OpenSearch and iSpecies

I've mentioned OpenSearch in an earlier post, in the context of adding additional sources to iSpecies. But it's slowly dawned on me that what i should be doing is wraping the sources I currently use in OpenSearch as well. Hence, any data source would have a consistent query interface, and a consistent return format. If we ensure the later is RDF, then we get aggregation "for free".

So, I've made a start. First up is Yahoo's image search, which I've wrapped as http://darwin.zoology.gla.ac.uk/cgi-bin/yahoo.cgi. You just append "q=" and the search terms to get a result. Try an example search for images of the ant Atta mexicana. Note that I currently just support the return format, not the query format (that'll come later). The query result is RSS 1.0 because it contains RDF (RSS 2.0 and Atom don't, and hence for my purposes are beside the point). The upshot is that I can now use this search in other projects, and making a better iSpecies becomes simply a case of adding a bunch of OpenSearch sources together.

Generating the RSS proved "fun", but the feed now validates as RDF, although Feed Validator grumbles slightly. It's all a bit of a black art, but I had to nest the RDF payload in <content:item> tags, like this:
<foaf:Image rdf:about="http://www.par...x.draw.JPEG">
<dc:description>Leaf-cutter ants (Atta mexicana ) ... </dc:description>
<dc:subject>Atta mexicana</dc:subject>
<foaf:thumbnail rdf:resource="http://mud.mm-a5.yimg.com/image/2050519657"/>

Friday, September 01, 2006

More DOIs

Following on from an earleir post, I've now added DOI extraction for SciELO, which hosts Brazilian publications, and Taylor and Francis. This was motivated by searching iSpecies for the ant Trachymyrmex opulentus, for which only papers hosted by these two publishers appear in the search results.

Again, we are reduced to screen scraping (sigh). Why oh why don't the people who design these web sites get their act together and embed useful information in the HTML, rather than assume that only humans will make use of these pages?

One provider that is clued up is Ingenta. For example, take a look at the HTML for the article "Influence of Topography on the Distribution of Ground-Dwelling Ants in an Amazonian Forest" (doi:10.1076/snfe. on the Ingenta site (Firefox and Camino users can see the source here). Embedded in the <meta> tags is all sorts of metadata, including the DOI:

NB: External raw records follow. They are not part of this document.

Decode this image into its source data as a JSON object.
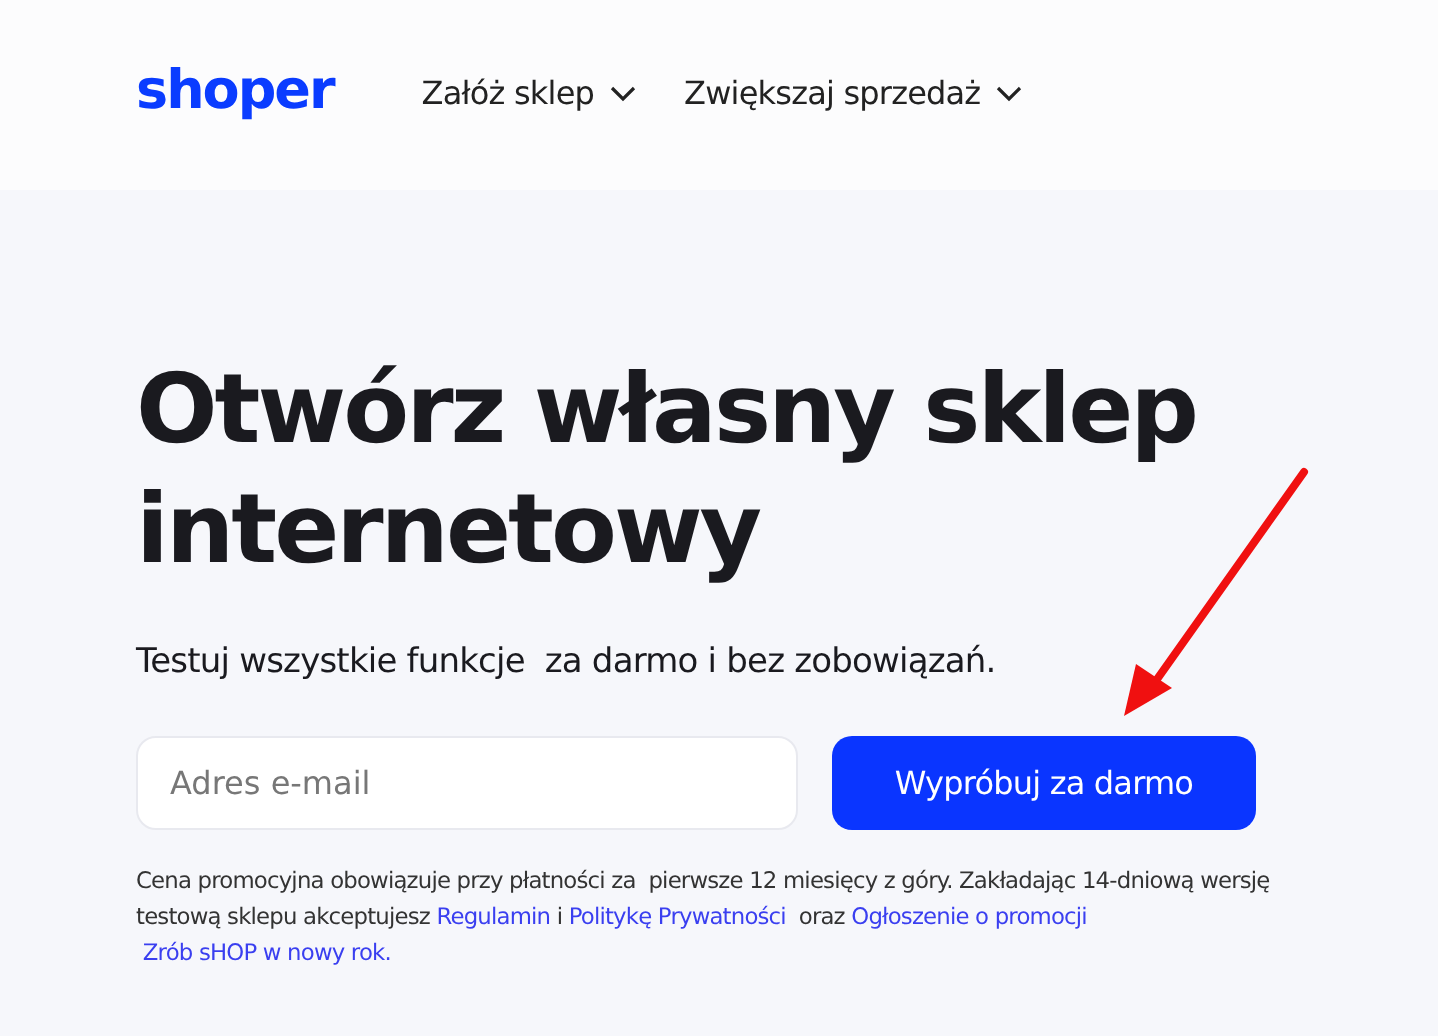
{
  "header": {
    "logo": "shoper",
    "nav": [
      {
        "label": "Załóż sklep"
      },
      {
        "label": "Zwiększaj sprzedaż"
      }
    ]
  },
  "hero": {
    "title": "Otwórz własny sklep internetowy",
    "subtitle": "Testuj wszystkie funkcje  za darmo i bez zobowiązań.",
    "email_field": {
      "placeholder": "Adres e-mail"
    },
    "button": "Wypróbuj za darmo",
    "disclaimer": [
      {
        "kind": "text",
        "text": "Cena promocyjna obowiązuje przy płatności za  pierwsze 12 miesięcy z góry. Zakładając 14-dniową wersję testową sklepu akceptujesz "
      },
      {
        "kind": "link",
        "text": "Regulamin"
      },
      {
        "kind": "text",
        "text": " i "
      },
      {
        "kind": "link",
        "text": "Politykę Prywatności"
      },
      {
        "kind": "text",
        "text": "  oraz "
      },
      {
        "kind": "link",
        "text": "Ogłoszenie o promocji"
      },
      {
        "kind": "link",
        "text": "Zrób sHOP w nowy rok."
      }
    ]
  }
}
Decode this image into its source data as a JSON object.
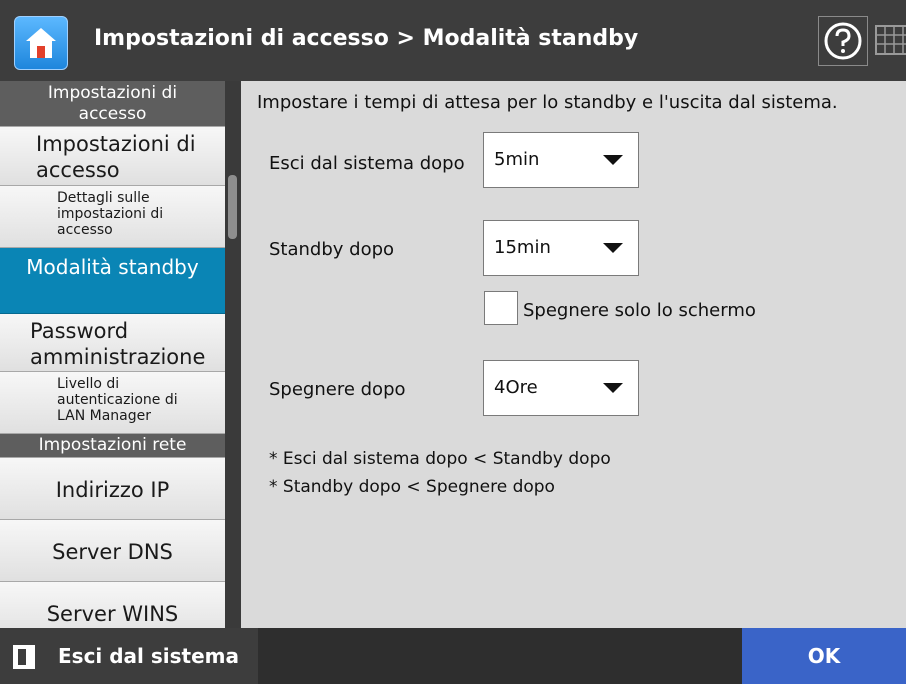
{
  "header": {
    "title": "Impostazioni di accesso > Modalità standby"
  },
  "sidebar": {
    "section_access": "Impostazioni di accesso",
    "items": [
      {
        "label": "Impostazioni di accesso"
      },
      {
        "label": "Dettagli sulle impostazioni di accesso"
      },
      {
        "label": "Modalità standby",
        "selected": true
      },
      {
        "label": "Password amministrazione"
      },
      {
        "label": "Livello di autenticazione di LAN Manager"
      }
    ],
    "section_network": "Impostazioni rete",
    "network_items": [
      {
        "label": "Indirizzo IP"
      },
      {
        "label": "Server DNS"
      },
      {
        "label": "Server WINS"
      }
    ]
  },
  "content": {
    "instruction": "Impostare i tempi di attesa per lo standby e l'uscita dal sistema.",
    "logout_after": {
      "label": "Esci dal sistema dopo",
      "value": "5min"
    },
    "standby_after": {
      "label": "Standby dopo",
      "value": "15min"
    },
    "screen_only": {
      "label": "Spegnere solo lo schermo",
      "checked": false
    },
    "shutdown_after": {
      "label": "Spegnere dopo",
      "value": "4Ore"
    },
    "notes": [
      "* Esci dal sistema dopo < Standby dopo",
      "* Standby dopo < Spegnere dopo"
    ]
  },
  "footer": {
    "logout_label": "Esci dal sistema",
    "ok_label": "OK"
  },
  "colors": {
    "selected": "#0a85b5",
    "ok_button": "#3a64c8",
    "section": "#5e5e5e"
  },
  "icons": {
    "home": "home-icon",
    "help": "help-icon",
    "keyboard": "keyboard-icon",
    "logout": "logout-icon"
  }
}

<meta name="DC.identifier" scheme="URI"

The use of consistently formatted tags makes data extraction much easier. Of course, it's no surprise that Ingenta do this well (check out their blog).